In Swedish, winter is not referred to as the cold season. It is den mörka årstiden – the dark season. For a tourist, snow-covered Stockholm around Christmas is a fairy tale, but to live and work with 6 hours of daylight is not everyone's piece of cake. Winter depression is estimated to affect 5-10% of the Swedish population (compare to about 4% for diabetes). Many more people do not meet criteria for a clinical depression, but still feel depressed mood and fatigue to varying degrees (Katia's and Anna's experiences).
Den mörka arstiden's toll on Swedes is acknowledged explicitly or implicitly in many ways. There are several school breaks during the winter so that families can travel (traditionally, they went skiing even further up north, nowadays Thailand and the Canary Islands are the preferred destinations). Working hours are slightly longer in winter than in the summer, so that the brief summer can be enjoyed more fully (the workday is officially set at 8 hours and 10 minutes between mid-September and mid-May, and at 7 hours and 30 minutes the rest of the year). And so on.
I think there is a better solution: reverse summer and winter vacation so that there are two-three months of vacation in winter and one in summer. This would enable people to escape the darkness. Many people effectively do this already, thanks to the fact that work schedules are often very flexible in Sweden. There are, however, important exceptions, like schools and universities. The majority of the population is affected by school and academic schedules: kids in school, their parents, University students, and anyone who works in education. These persons cannot take vacation when they like. Those among them who suffer from light deprivation cannot take vacation when they would need it for their health. Some people are so disabled in the winter that they have to take extended sick leave, which is paid by the State, when they could on vacation (and in good health) on their own budgets.
If you live in Sweden, and are interested in reversing winter and summer breaks, drop me a line at firstname.lastname@example.org. I just saw a documentary about Howard Zinn, so I believe that if we organize we can do anything. And remember, Sweden switched from left-hand traffic to right-hand traffic overnight, on September, 3rd, 1967.
Here I am on the Riva di Ca' di Dio in Venice visiting the 53rd International Art Exhibition. The black shirt and the tie entitle me to comment on the artworks with authority.

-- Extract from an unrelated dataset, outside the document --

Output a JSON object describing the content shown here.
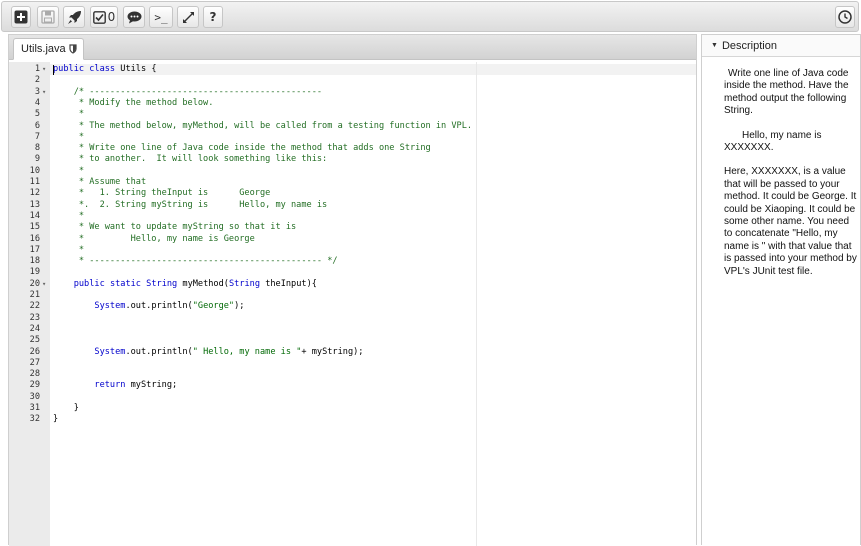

The shiny cube I'm leaning on is a showcase for Nikola Uzunovski's My Sunshine project. Nikola, an applied artist, wants to improve the quality of life at northern latitudes (or deep mountain valleys). The problem with these places is that, although they may well be wonderful in all other respects, they get light for a rather short time in winter. In the best of cases, lack of sunlight makes you a bit sleepy, in the worst case it makes you clinically depressed.
Nikola's solution is a device that lengthens the day: a mirror that floats up in the sky, electronically controlled to shine the sun's image on an otherwise dark spot on earth.
How does it work? Simply, the device exploits the fact that up in the sky the day lasts longer than at the earth's surface – as shown in the diagram at left (please do not blame Nikola for that). The mirror, floating inside a helium filled balloon, reflects 90% of the afternoon rays onto the earth below creating a virtual sun.
My sunshine is a step toward bringing Italian climate to Swedish civilization – the Eden of humanity. Bringing Swedish civilization to Italian climate, unfortunately, remains a daunting challenge for artists and scientists alike.